Pet Sematary

Ahlia Karam | 26/03/2019

There surely won’t be any argument of whether the movie is better than the book in this Stephen King adaptation; the answer is a simple no - not even close.

Pet Sematary starts with a classic tale of Dr Louis Creed (Jason Clarke), packing up his family to move from the city lights of Boston to the greener pastures of Maine. The simpler life they were searching for is unfortunately not what they find. Crammed in the family sedan Louis, his wife Rachel (Amy Seimetz), their son Gage (Lucas Lavoie), daughter Ellie (Jeté Laurence) and of course, Church the family cat, are all smiles pulling into their new property, which includes hundreds of hectares of forest that will be the children’s playground. Little do they know that this forest holds a powerful secret, one that should be kept that way. Our first encounter with this darkness is Ellie’s discovery of a pet cemetary, as the film is aptly named.

 

Loveable Ellie quickly meets and plucks up a grandfather-esque relationship with neighbour Jud Crandall, played by John Lithgow. This is the relationship that would lead the family into the depths of that forest and ultimately to their demise.

 

As would be expected by any Stephen King adaption the movie is rampant with foreshadowing, to the point of simply giving away what is to come. Despite this, the playful direction of Kevin Klosh and Dennis Widmyer manages a few jumps out of the cinema seat.

 

Klosh and Widmyer further investigate fear in a clever portrayal of how fear can quickly derail life’s most intimate moments. The film dances around humans’ inherent Thanatophobia and questions of whether there is anything to follow.

 

Despite this preoccupation with fear, the film was oddly humorous, with the cinema erupting in laughter on a number of occasions. It’s not clear if this was intentional or a fortuitous addition to character by Jason Clarke, but the humorous take is an easy distraction from the ‘edge of your seat’ atmosphere that the film tries to immerse the viewer in. What brings us back to that classic horror feeling, to some extent, is the score.

 

Christopher Young plays on the eerie sounds of the forest and everything that could possibly go bump in the night.
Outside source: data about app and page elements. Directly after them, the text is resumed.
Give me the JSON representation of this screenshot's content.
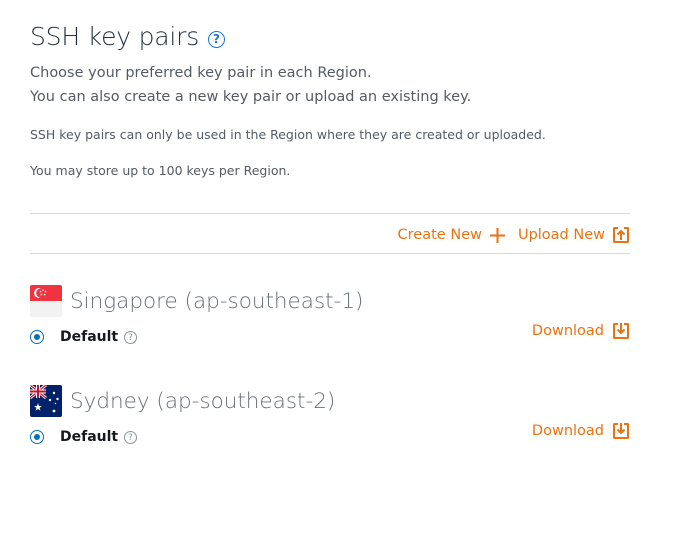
{
  "header": {
    "title": "SSH key pairs",
    "help_glyph": "?"
  },
  "description": {
    "line1": "Choose your preferred key pair in each Region.",
    "line2": "You can also create a new key pair or upload an existing key.",
    "note1": "SSH key pairs can only be used in the Region where they are created or uploaded.",
    "note2": "You may store up to 100 keys per Region."
  },
  "actions": {
    "create_label": "Create New",
    "create_icon": "plus-icon",
    "upload_label": "Upload New",
    "upload_icon": "upload-icon"
  },
  "regions": [
    {
      "name": "Singapore (ap-southeast-1)",
      "flag": "singapore-flag-icon",
      "key_label": "Default",
      "selected": true,
      "download_label": "Download",
      "help_glyph": "?"
    },
    {
      "name": "Sydney (ap-southeast-2)",
      "flag": "australia-flag-icon",
      "key_label": "Default",
      "selected": true,
      "download_label": "Download",
      "help_glyph": "?"
    }
  ],
  "colors": {
    "accent_orange": "#ec7211",
    "radio_blue": "#0073bb",
    "help_blue": "#1a73e8",
    "text_dark": "#232f3e",
    "text_muted": "#545b64"
  }
}
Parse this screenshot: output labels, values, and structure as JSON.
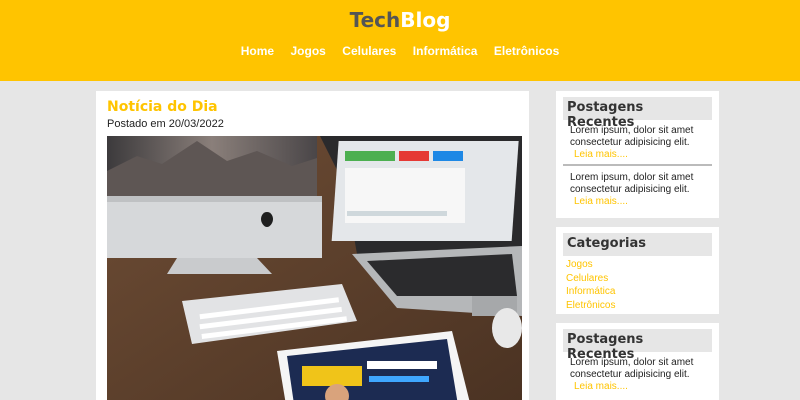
{
  "header": {
    "logo_part1": "Tech",
    "logo_part2": "Blog",
    "nav": [
      "Home",
      "Jogos",
      "Celulares",
      "Informática",
      "Eletrônicos"
    ]
  },
  "post": {
    "title": "Notícia do Dia",
    "date": "Postado em 20/03/2022"
  },
  "widgets": {
    "recent1": {
      "title": "Postagens Recentes",
      "items": [
        {
          "text": "Lorem ipsum, dolor sit amet consectetur adipisicing elit.",
          "more": "Leia mais...."
        },
        {
          "text": "Lorem ipsum, dolor sit amet consectetur adipisicing elit.",
          "more": "Leia mais...."
        }
      ]
    },
    "categories": {
      "title": "Categorias",
      "items": [
        "Jogos",
        "Celulares",
        "Informática",
        "Eletrônicos"
      ]
    },
    "recent2": {
      "title": "Postagens Recentes",
      "items": [
        {
          "text": "Lorem ipsum, dolor sit amet consectetur adipisicing elit.",
          "more": "Leia mais...."
        }
      ]
    }
  },
  "colors": {
    "accent": "#ffc400",
    "background": "#e6e6e6"
  }
}
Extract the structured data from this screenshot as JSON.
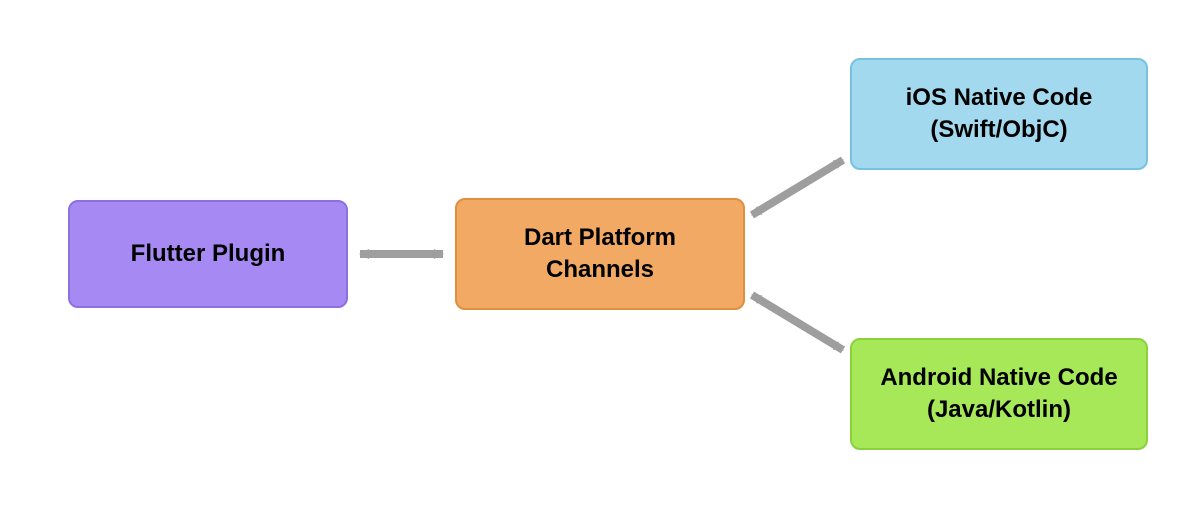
{
  "nodes": {
    "flutter_plugin": "Flutter Plugin",
    "dart_channels": "Dart Platform\nChannels",
    "ios_native": "iOS Native Code\n(Swift/ObjC)",
    "android_native": "Android Native Code\n(Java/Kotlin)"
  },
  "colors": {
    "flutter_plugin": "#a789f4",
    "dart_channels": "#f2a963",
    "ios_native": "#a3d9ee",
    "android_native": "#a6e857",
    "arrow": "#9e9e9e"
  },
  "connections": [
    {
      "from": "flutter_plugin",
      "to": "dart_channels",
      "bidirectional": true
    },
    {
      "from": "dart_channels",
      "to": "ios_native",
      "bidirectional": true
    },
    {
      "from": "dart_channels",
      "to": "android_native",
      "bidirectional": true
    }
  ]
}
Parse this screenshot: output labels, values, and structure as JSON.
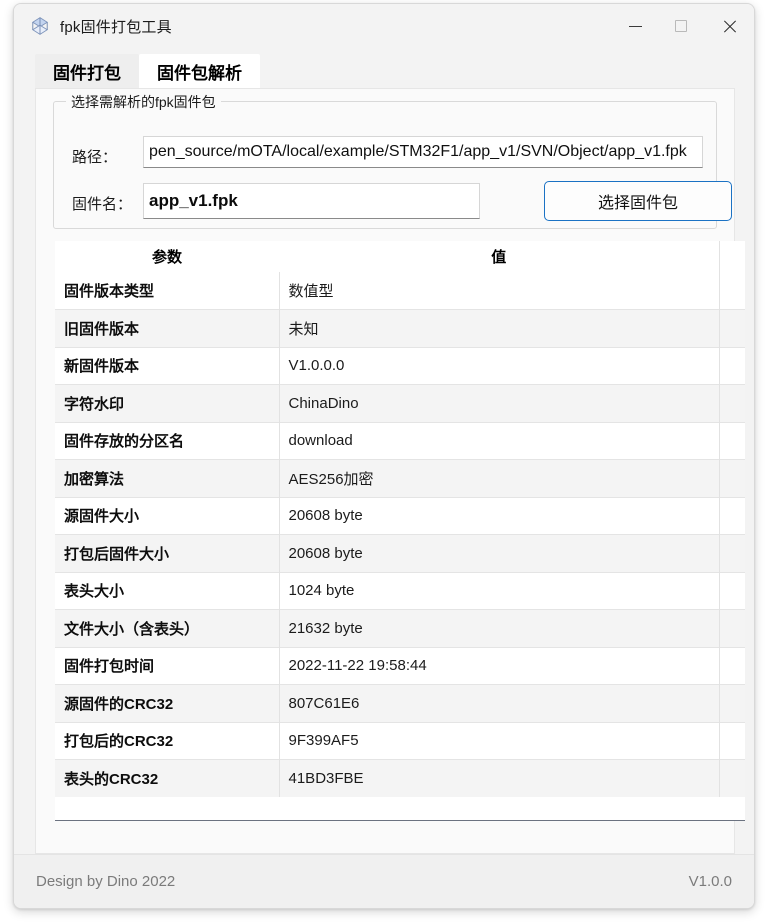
{
  "window": {
    "title": "fpk固件打包工具",
    "icon": "app-logo-icon",
    "controls": {
      "minimize": "minimize-icon",
      "maximize": "maximize-icon",
      "close": "close-icon"
    }
  },
  "tabs": [
    {
      "label": "固件打包",
      "active": false
    },
    {
      "label": "固件包解析",
      "active": true
    }
  ],
  "groupbox": {
    "legend": "选择需解析的fpk固件包",
    "path_label": "路径：",
    "path_value": "pen_source/mOTA/local/example/STM32F1/app_v1/SVN/Object/app_v1.fpk",
    "path_placeholder": "",
    "name_label": "固件名：",
    "name_value": "app_v1.fpk",
    "name_placeholder": "",
    "select_button": "选择固件包"
  },
  "table": {
    "headers": [
      "参数",
      "值",
      ""
    ],
    "rows": [
      {
        "key": "固件版本类型",
        "value": "数值型"
      },
      {
        "key": "旧固件版本",
        "value": "未知"
      },
      {
        "key": "新固件版本",
        "value": "V1.0.0.0"
      },
      {
        "key": "字符水印",
        "value": "ChinaDino"
      },
      {
        "key": "固件存放的分区名",
        "value": "download"
      },
      {
        "key": "加密算法",
        "value": "AES256加密"
      },
      {
        "key": "源固件大小",
        "value": "20608 byte"
      },
      {
        "key": "打包后固件大小",
        "value": "20608 byte"
      },
      {
        "key": "表头大小",
        "value": "1024 byte"
      },
      {
        "key": "文件大小（含表头）",
        "value": "21632 byte"
      },
      {
        "key": "固件打包时间",
        "value": "2022-11-22 19:58:44"
      },
      {
        "key": "源固件的CRC32",
        "value": "807C61E6"
      },
      {
        "key": "打包后的CRC32",
        "value": "9F399AF5"
      },
      {
        "key": "表头的CRC32",
        "value": "41BD3FBE"
      }
    ]
  },
  "footer": {
    "credit": "Design by Dino 2022",
    "version": "V1.0.0"
  },
  "colors": {
    "accent": "#1b72c4",
    "window_bg": "#f3f3f3",
    "row_alt": "#f4f4f4",
    "footer_text": "#7b7b7b"
  }
}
While it could seem cliché, the creaks and clunks of an old wooden house is sometimes all the audience needs to remind them of the macabre tale they are following.
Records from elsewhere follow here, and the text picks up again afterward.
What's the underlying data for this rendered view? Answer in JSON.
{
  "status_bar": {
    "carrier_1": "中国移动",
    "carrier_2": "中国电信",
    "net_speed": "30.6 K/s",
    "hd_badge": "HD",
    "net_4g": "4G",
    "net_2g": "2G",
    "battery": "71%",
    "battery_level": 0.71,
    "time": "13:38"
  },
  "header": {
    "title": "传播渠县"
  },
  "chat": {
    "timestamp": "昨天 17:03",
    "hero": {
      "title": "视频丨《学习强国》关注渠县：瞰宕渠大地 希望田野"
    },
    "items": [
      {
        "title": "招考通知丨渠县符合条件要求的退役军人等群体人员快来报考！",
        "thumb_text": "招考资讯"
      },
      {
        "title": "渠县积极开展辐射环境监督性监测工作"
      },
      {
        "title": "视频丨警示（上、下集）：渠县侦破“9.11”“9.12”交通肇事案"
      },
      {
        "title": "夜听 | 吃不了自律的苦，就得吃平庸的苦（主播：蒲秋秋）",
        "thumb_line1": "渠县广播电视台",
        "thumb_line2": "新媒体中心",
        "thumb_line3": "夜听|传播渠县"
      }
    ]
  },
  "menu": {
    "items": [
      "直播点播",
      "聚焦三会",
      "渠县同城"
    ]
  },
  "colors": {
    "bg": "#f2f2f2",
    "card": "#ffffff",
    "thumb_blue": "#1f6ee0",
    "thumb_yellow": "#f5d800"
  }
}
Conclusion

Hold on to your popcorn extra tight, but don’t expect this movie to be keeping you up at night.